**MATERIAL PROVIDED:**
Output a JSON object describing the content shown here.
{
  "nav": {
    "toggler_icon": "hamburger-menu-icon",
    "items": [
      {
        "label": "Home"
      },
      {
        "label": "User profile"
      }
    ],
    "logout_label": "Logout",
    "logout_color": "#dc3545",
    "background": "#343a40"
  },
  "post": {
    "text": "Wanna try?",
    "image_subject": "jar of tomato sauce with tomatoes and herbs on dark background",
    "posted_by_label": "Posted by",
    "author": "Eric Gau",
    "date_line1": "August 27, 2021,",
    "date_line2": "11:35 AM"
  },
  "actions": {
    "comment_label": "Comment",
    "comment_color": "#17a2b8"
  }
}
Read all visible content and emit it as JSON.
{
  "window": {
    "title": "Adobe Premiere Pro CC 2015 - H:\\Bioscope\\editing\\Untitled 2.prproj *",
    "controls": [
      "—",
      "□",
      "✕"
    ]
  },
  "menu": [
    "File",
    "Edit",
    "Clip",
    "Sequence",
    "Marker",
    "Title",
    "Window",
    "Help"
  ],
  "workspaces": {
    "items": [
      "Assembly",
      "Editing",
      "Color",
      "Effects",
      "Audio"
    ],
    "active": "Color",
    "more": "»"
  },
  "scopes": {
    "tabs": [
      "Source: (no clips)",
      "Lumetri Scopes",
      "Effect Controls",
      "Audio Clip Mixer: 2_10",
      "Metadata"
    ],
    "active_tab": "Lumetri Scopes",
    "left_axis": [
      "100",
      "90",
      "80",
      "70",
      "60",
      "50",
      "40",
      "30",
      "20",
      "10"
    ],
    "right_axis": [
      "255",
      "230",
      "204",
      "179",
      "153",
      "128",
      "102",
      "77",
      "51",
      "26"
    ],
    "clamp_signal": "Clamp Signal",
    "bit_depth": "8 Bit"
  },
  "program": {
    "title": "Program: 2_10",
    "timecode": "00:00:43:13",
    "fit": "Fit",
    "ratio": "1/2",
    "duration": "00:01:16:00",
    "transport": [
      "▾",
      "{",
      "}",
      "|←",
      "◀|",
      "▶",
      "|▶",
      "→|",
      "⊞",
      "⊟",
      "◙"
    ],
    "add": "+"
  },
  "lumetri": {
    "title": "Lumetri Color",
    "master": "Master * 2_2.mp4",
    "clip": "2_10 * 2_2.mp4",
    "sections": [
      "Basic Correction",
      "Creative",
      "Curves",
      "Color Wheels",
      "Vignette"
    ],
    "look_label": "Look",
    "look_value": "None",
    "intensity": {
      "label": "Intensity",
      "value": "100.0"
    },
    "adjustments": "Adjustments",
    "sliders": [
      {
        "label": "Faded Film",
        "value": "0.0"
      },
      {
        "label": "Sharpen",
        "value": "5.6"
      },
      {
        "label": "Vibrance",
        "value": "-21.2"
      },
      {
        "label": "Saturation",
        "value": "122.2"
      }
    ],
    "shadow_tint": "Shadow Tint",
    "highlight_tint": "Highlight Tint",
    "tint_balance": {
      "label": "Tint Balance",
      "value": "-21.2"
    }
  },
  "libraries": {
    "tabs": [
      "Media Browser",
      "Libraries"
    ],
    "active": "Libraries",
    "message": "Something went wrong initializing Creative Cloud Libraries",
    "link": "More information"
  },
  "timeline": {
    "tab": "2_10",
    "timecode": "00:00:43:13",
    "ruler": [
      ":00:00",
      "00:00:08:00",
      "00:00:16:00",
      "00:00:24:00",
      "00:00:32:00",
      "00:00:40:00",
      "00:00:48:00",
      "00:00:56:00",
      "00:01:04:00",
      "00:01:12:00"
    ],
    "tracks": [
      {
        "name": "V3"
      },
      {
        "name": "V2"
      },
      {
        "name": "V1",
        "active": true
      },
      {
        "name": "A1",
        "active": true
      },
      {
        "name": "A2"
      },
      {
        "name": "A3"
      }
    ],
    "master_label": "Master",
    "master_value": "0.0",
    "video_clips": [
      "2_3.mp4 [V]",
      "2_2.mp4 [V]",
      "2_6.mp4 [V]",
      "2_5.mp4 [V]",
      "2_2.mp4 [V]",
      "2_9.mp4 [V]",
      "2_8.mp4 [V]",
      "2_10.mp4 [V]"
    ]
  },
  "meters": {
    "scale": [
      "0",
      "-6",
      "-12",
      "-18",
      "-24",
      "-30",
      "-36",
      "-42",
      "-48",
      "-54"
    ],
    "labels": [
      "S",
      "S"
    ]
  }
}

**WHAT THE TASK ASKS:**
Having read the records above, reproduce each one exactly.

**ANSWER SECTION:**
Output a JSON object describing the content shown here.
{
  "nav": {
    "toggler_icon": "hamburger-menu-icon",
    "items": [
      {
        "label": "Home"
      },
      {
        "label": "User profile"
      }
    ],
    "logout_label": "Logout",
    "logout_color": "#dc3545",
    "background": "#343a40"
  },
  "post": {
    "text": "Wanna try?",
    "image_subject": "jar of tomato sauce with tomatoes and herbs on dark background",
    "posted_by_label": "Posted by",
    "author": "Eric Gau",
    "date_line1": "August 27, 2021,",
    "date_line2": "11:35 AM"
  },
  "actions": {
    "comment_label": "Comment",
    "comment_color": "#17a2b8"
  }
}
Read all visible content and emit it as JSON.
{
  "window": {
    "title": "Adobe Premiere Pro CC 2015 - H:\\Bioscope\\editing\\Untitled 2.prproj *",
    "controls": [
      "—",
      "□",
      "✕"
    ]
  },
  "menu": [
    "File",
    "Edit",
    "Clip",
    "Sequence",
    "Marker",
    "Title",
    "Window",
    "Help"
  ],
  "workspaces": {
    "items": [
      "Assembly",
      "Editing",
      "Color",
      "Effects",
      "Audio"
    ],
    "active": "Color",
    "more": "»"
  },
  "scopes": {
    "tabs": [
      "Source: (no clips)",
      "Lumetri Scopes",
      "Effect Controls",
      "Audio Clip Mixer: 2_10",
      "Metadata"
    ],
    "active_tab": "Lumetri Scopes",
    "left_axis": [
      "100",
      "90",
      "80",
      "70",
      "60",
      "50",
      "40",
      "30",
      "20",
      "10"
    ],
    "right_axis": [
      "255",
      "230",
      "204",
      "179",
      "153",
      "128",
      "102",
      "77",
      "51",
      "26"
    ],
    "clamp_signal": "Clamp Signal",
    "bit_depth": "8 Bit"
  },
  "program": {
    "title": "Program: 2_10",
    "timecode": "00:00:43:13",
    "fit": "Fit",
    "ratio": "1/2",
    "duration": "00:01:16:00",
    "transport": [
      "▾",
      "{",
      "}",
      "|←",
      "◀|",
      "▶",
      "|▶",
      "→|",
      "⊞",
      "⊟",
      "◙"
    ],
    "add": "+"
  },
  "lumetri": {
    "title": "Lumetri Color",
    "master": "Master * 2_2.mp4",
    "clip": "2_10 * 2_2.mp4",
    "sections": [
      "Basic Correction",
      "Creative",
      "Curves",
      "Color Wheels",
      "Vignette"
    ],
    "look_label": "Look",
    "look_value": "None",
    "intensity": {
      "label": "Intensity",
      "value": "100.0"
    },
    "adjustments": "Adjustments",
    "sliders": [
      {
        "label": "Faded Film",
        "value": "0.0"
      },
      {
        "label": "Sharpen",
        "value": "5.6"
      },
      {
        "label": "Vibrance",
        "value": "-21.2"
      },
      {
        "label": "Saturation",
        "value": "122.2"
      }
    ],
    "shadow_tint": "Shadow Tint",
    "highlight_tint": "Highlight Tint",
    "tint_balance": {
      "label": "Tint Balance",
      "value": "-21.2"
    }
  },
  "libraries": {
    "tabs": [
      "Media Browser",
      "Libraries"
    ],
    "active": "Libraries",
    "message": "Something went wrong initializing Creative Cloud Libraries",
    "link": "More information"
  },
  "timeline": {
    "tab": "2_10",
    "timecode": "00:00:43:13",
    "ruler": [
      ":00:00",
      "00:00:08:00",
      "00:00:16:00",
      "00:00:24:00",
      "00:00:32:00",
      "00:00:40:00",
      "00:00:48:00",
      "00:00:56:00",
      "00:01:04:00",
      "00:01:12:00"
    ],
    "tracks": [
      {
        "name": "V3"
      },
      {
        "name": "V2"
      },
      {
        "name": "V1",
        "active": true
      },
      {
        "name": "A1",
        "active": true
      },
      {
        "name": "A2"
      },
      {
        "name": "A3"
      }
    ],
    "master_label": "Master",
    "master_value": "0.0",
    "video_clips": [
      "2_3.mp4 [V]",
      "2_2.mp4 [V]",
      "2_6.mp4 [V]",
      "2_5.mp4 [V]",
      "2_2.mp4 [V]",
      "2_9.mp4 [V]",
      "2_8.mp4 [V]",
      "2_10.mp4 [V]"
    ]
  },
  "meters": {
    "scale": [
      "0",
      "-6",
      "-12",
      "-18",
      "-24",
      "-30",
      "-36",
      "-42",
      "-48",
      "-54"
    ],
    "labels": [
      "S",
      "S"
    ]
  }
}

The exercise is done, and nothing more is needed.